As our society moves more and more toward communicating through email, text messaging, and other forms of e-communication where we are not face-to-face, it has appeared to become easier and easier for people to seemingly dismiss the traditional professional notice. Whether that looks like resigning by sending a text, by leaving a letter on a boss’s desk with no other communication, by firing off an email, or by simply not showing back up. These are not a professional or courteous way to leave a job, in today’s blog we’ll delve into this a bit more.


Burning a bridge when leaving an organization is never something you want to do. One reason is that it may come back to haunt them years later when they were interviewing for a job they wanted but didn’t get because their reputation had been damaged by an unprofessional exit.

If you’ve decided to leave your job, then do the right thing even if the company you’re leaving may not have.
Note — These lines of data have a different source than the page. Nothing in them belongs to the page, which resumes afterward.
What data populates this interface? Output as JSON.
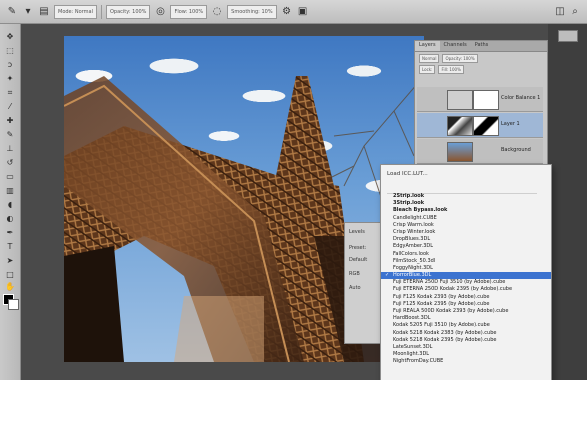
{
  "toolbar": {
    "fields": [
      "Mode: Normal",
      "Opacity: 100%",
      "Flow: 100%",
      "Smoothing: 10%"
    ]
  },
  "layers": {
    "tabs": [
      "Layers",
      "Channels",
      "Paths"
    ],
    "row1": [
      "Normal",
      "Opacity: 100%"
    ],
    "row2": [
      "Lock:",
      "Fill: 100%"
    ],
    "items": [
      {
        "name": "Color Balance 1"
      },
      {
        "name": "Layer 1"
      },
      {
        "name": "Background"
      }
    ]
  },
  "adjustments": {
    "labels": [
      "Levels",
      "Preset:",
      "Default",
      "RGB",
      "Auto"
    ]
  },
  "menu": {
    "title": "Load ICC.LUT...",
    "selected_index": 11,
    "items": [
      {
        "label": "2Strip.look",
        "bold": true
      },
      {
        "label": "3Strip.look",
        "bold": true
      },
      {
        "label": "Bleach Bypass.look",
        "bold": true
      },
      {
        "label": "Candlelight.CUBE",
        "bold": false
      },
      {
        "label": "Crisp Warm.look",
        "bold": false
      },
      {
        "label": "Crisp Winter.look",
        "bold": false
      },
      {
        "label": "DropBlues.3DL",
        "bold": false
      },
      {
        "label": "EdgyAmber.3DL",
        "bold": false
      },
      {
        "label": "FallColors.look",
        "bold": false
      },
      {
        "label": "FilmStock_50.3dl",
        "bold": false
      },
      {
        "label": "FoggyNight.3DL",
        "bold": false
      },
      {
        "label": "HorrorBlue.3DL",
        "bold": false
      },
      {
        "label": "Fuji ETERNA 250D Fuji 3510 (by Adobe).cube",
        "bold": false
      },
      {
        "label": "Fuji ETERNA 250D Kodak 2395 (by Adobe).cube",
        "bold": false
      },
      {
        "label": "Fuji F125 Kodak 2393 (by Adobe).cube",
        "bold": false
      },
      {
        "label": "Fuji F125 Kodak 2395 (by Adobe).cube",
        "bold": false
      },
      {
        "label": "Fuji REALA 500D Kodak 2393 (by Adobe).cube",
        "bold": false
      },
      {
        "label": "HardBoost.3DL",
        "bold": false
      },
      {
        "label": "Kodak 5205 Fuji 3510 (by Adobe).cube",
        "bold": false
      },
      {
        "label": "Kodak 5218 Kodak 2383 (by Adobe).cube",
        "bold": false
      },
      {
        "label": "Kodak 5218 Kodak 2395 (by Adobe).cube",
        "bold": false
      },
      {
        "label": "LateSunset.3DL",
        "bold": false
      },
      {
        "label": "Moonlight.3DL",
        "bold": false
      },
      {
        "label": "NightFromDay.CUBE",
        "bold": false
      }
    ]
  }
}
Even if you have only been there a few weeks or months it’s not ok to email that you’re resigning without giving a professional 2-week notice. If you have only been in the job for a short time the chances are high that they won’t want or need you to work out the 2 weeks, but again do the right thing and offer to complete that transition period while stating that if they don’t need you to stay your preference would be to wrap up as quickly as possible. The first step once your decision is made should always be to set up an exit meeting with your manager and present an official letter of resignation.

Before having this conversation, take time to think through how you want to deliver the news and tell why you are moving on. It is important to be honest and constructive while also showing gratitude for the opportunity they gave you and the experience you’ve gained while there. During this discussion, you will want to present your two-week notice. The reason for this letter is to provide written documentation, which HR typically requires, that you are leaving your current company, as well as confirmation of when your last day would be. Again, convey two weeks and be willing to honor that, but you can discuss a shorter time frame.


Properly organizing this letter is important, so you do not convey too much or too little information. It doesn’t need to be lengthy. Put the date at the top, address it to your boss, make your resignation statement inclusive of your appreciation for the opportunity, and then type your name and sign it. If your boss inquires as to why you’re leaving, which they always should, then you can decide whether or not to get into the details of your decision. Remember to always keep your comments professional and give feedback from the perspective of wanting to be constructive.

Once this conversation is complete, the hard part is over! You will have successfully resigned with poise and professionalism. While moving on from a job is very common, it is always wise to leave on good terms with your former employer. Remember that your reputation, track record of professionalism, and your integrity will follow you throughout your career so do the right thing!